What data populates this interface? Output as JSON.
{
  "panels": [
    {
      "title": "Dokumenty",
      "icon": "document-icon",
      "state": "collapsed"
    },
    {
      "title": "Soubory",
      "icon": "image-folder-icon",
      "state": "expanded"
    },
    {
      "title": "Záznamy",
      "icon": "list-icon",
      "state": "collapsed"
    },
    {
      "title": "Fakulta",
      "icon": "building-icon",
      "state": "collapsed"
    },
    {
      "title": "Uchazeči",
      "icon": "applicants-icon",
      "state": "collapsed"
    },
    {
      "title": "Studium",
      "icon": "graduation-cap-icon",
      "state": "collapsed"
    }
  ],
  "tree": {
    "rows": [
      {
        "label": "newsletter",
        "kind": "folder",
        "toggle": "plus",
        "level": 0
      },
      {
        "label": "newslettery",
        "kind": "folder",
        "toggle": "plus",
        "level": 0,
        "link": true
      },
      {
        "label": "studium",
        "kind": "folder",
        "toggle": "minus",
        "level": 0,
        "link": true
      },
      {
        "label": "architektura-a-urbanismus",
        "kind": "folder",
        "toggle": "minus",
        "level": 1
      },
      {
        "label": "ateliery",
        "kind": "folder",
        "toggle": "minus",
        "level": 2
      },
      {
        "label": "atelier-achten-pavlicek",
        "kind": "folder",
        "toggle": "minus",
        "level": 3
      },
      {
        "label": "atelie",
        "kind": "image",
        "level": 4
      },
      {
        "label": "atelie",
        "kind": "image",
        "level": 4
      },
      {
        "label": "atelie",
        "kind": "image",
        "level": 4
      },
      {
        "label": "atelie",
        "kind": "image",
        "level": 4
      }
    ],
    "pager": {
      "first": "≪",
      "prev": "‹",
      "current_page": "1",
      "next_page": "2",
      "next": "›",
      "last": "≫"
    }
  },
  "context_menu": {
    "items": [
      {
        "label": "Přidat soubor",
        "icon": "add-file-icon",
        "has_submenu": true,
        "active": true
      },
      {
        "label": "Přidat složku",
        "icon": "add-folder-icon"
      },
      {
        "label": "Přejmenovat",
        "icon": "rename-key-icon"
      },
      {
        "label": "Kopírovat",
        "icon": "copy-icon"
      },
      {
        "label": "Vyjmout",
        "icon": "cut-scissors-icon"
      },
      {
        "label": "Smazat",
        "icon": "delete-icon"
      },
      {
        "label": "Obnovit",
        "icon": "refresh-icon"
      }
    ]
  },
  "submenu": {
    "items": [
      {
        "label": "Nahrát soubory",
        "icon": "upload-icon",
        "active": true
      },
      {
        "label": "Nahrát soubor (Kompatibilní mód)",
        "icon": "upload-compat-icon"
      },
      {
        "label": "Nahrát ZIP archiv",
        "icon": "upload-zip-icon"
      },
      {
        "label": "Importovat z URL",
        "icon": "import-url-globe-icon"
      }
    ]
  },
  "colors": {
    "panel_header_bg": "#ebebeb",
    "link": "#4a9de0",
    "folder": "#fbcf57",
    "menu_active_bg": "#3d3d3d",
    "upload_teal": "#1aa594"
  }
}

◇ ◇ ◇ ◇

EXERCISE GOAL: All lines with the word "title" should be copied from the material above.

WRITTEN RESPONSE:
      "title": "Dokumenty",
      "title": "Soubory",
      "title": "Záznamy",
      "title": "Fakulta",
      "title": "Uchazeči",
      "title": "Studium",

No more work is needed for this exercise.